**WORK INSTRUCTIONS**.
Pictures aside, repeat the listing below exactly.

**SOURCE DATA**.
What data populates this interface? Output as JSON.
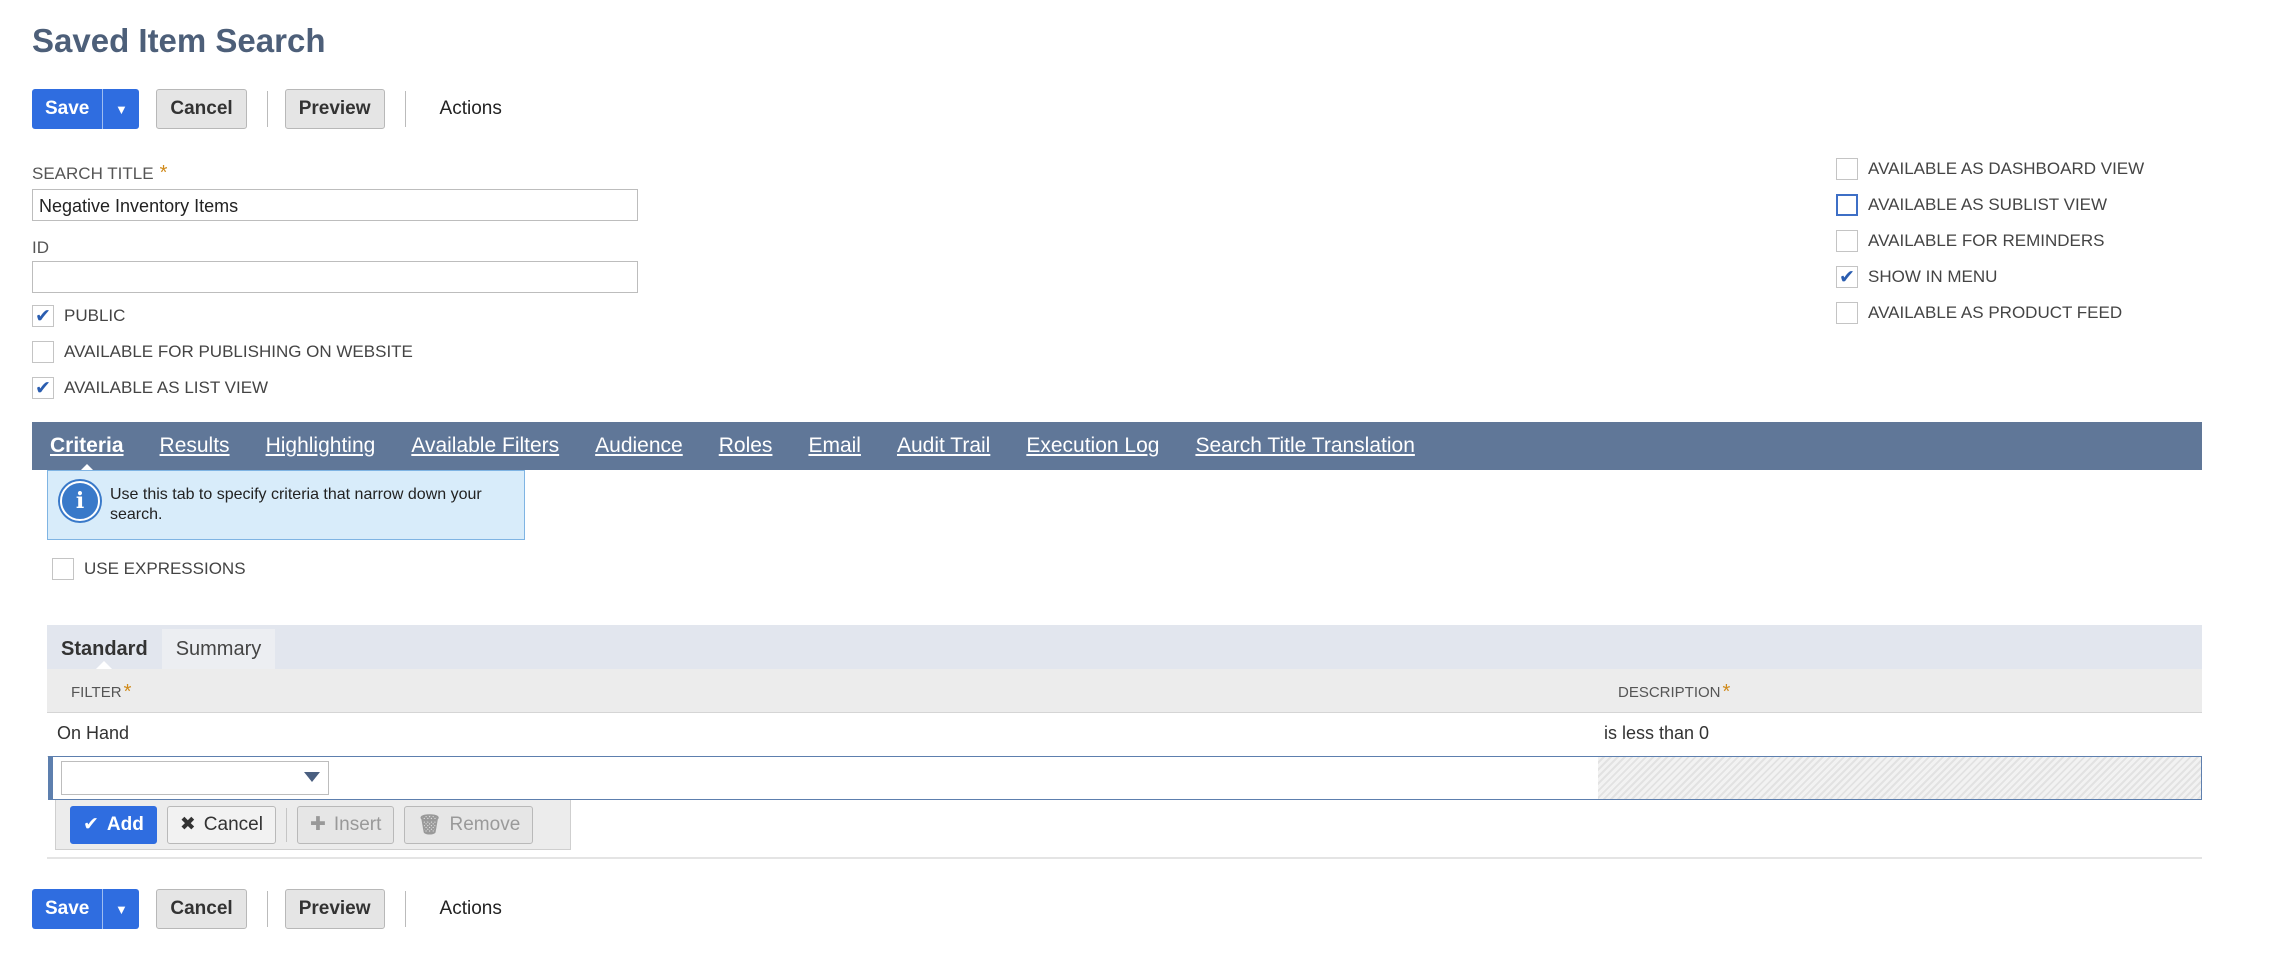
{
  "page": {
    "title": "Saved Item Search"
  },
  "toolbar": {
    "save": "Save",
    "cancel": "Cancel",
    "preview": "Preview",
    "actions": "Actions"
  },
  "fields": {
    "search_title_label": "SEARCH TITLE",
    "search_title_value": "Negative Inventory Items",
    "id_label": "ID",
    "id_value": "",
    "required_mark": "*"
  },
  "left_checkboxes": [
    {
      "label": "PUBLIC",
      "checked": true
    },
    {
      "label": "AVAILABLE FOR PUBLISHING ON WEBSITE",
      "checked": false
    },
    {
      "label": "AVAILABLE AS LIST VIEW",
      "checked": true
    }
  ],
  "right_checkboxes": [
    {
      "label": "AVAILABLE AS DASHBOARD VIEW",
      "checked": false
    },
    {
      "label": "AVAILABLE AS SUBLIST VIEW",
      "checked": false
    },
    {
      "label": "AVAILABLE FOR REMINDERS",
      "checked": false
    },
    {
      "label": "SHOW IN MENU",
      "checked": true
    },
    {
      "label": "AVAILABLE AS PRODUCT FEED",
      "checked": false
    }
  ],
  "tabs": [
    "Criteria",
    "Results",
    "Highlighting",
    "Available Filters",
    "Audience",
    "Roles",
    "Email",
    "Audit Trail",
    "Execution Log",
    "Search Title Translation"
  ],
  "info": {
    "text": "Use this tab to specify criteria that narrow down your search."
  },
  "use_expressions": {
    "label": "USE EXPRESSIONS",
    "checked": false
  },
  "subtabs": [
    "Standard",
    "Summary"
  ],
  "table": {
    "headers": [
      "FILTER",
      "DESCRIPTION"
    ],
    "rows": [
      {
        "filter": "On Hand",
        "description": "is less than 0"
      }
    ]
  },
  "row_actions": {
    "add": "Add",
    "cancel": "Cancel",
    "insert": "Insert",
    "remove": "Remove"
  },
  "colors": {
    "primary": "#2f6de0",
    "tabbar": "#607798",
    "title": "#4d5f79",
    "required": "#d08a1a"
  }
}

**YOUR RESPONSE**.
What data populates this interface? Output as JSON.
{
  "page": {
    "title": "Saved Item Search"
  },
  "toolbar": {
    "save": "Save",
    "cancel": "Cancel",
    "preview": "Preview",
    "actions": "Actions"
  },
  "fields": {
    "search_title_label": "SEARCH TITLE",
    "search_title_value": "Negative Inventory Items",
    "id_label": "ID",
    "id_value": "",
    "required_mark": "*"
  },
  "left_checkboxes": [
    {
      "label": "PUBLIC",
      "checked": true
    },
    {
      "label": "AVAILABLE FOR PUBLISHING ON WEBSITE",
      "checked": false
    },
    {
      "label": "AVAILABLE AS LIST VIEW",
      "checked": true
    }
  ],
  "right_checkboxes": [
    {
      "label": "AVAILABLE AS DASHBOARD VIEW",
      "checked": false
    },
    {
      "label": "AVAILABLE AS SUBLIST VIEW",
      "checked": false
    },
    {
      "label": "AVAILABLE FOR REMINDERS",
      "checked": false
    },
    {
      "label": "SHOW IN MENU",
      "checked": true
    },
    {
      "label": "AVAILABLE AS PRODUCT FEED",
      "checked": false
    }
  ],
  "tabs": [
    "Criteria",
    "Results",
    "Highlighting",
    "Available Filters",
    "Audience",
    "Roles",
    "Email",
    "Audit Trail",
    "Execution Log",
    "Search Title Translation"
  ],
  "info": {
    "text": "Use this tab to specify criteria that narrow down your search."
  },
  "use_expressions": {
    "label": "USE EXPRESSIONS",
    "checked": false
  },
  "subtabs": [
    "Standard",
    "Summary"
  ],
  "table": {
    "headers": [
      "FILTER",
      "DESCRIPTION"
    ],
    "rows": [
      {
        "filter": "On Hand",
        "description": "is less than 0"
      }
    ]
  },
  "row_actions": {
    "add": "Add",
    "cancel": "Cancel",
    "insert": "Insert",
    "remove": "Remove"
  },
  "colors": {
    "primary": "#2f6de0",
    "tabbar": "#607798",
    "title": "#4d5f79",
    "required": "#d08a1a"
  }
}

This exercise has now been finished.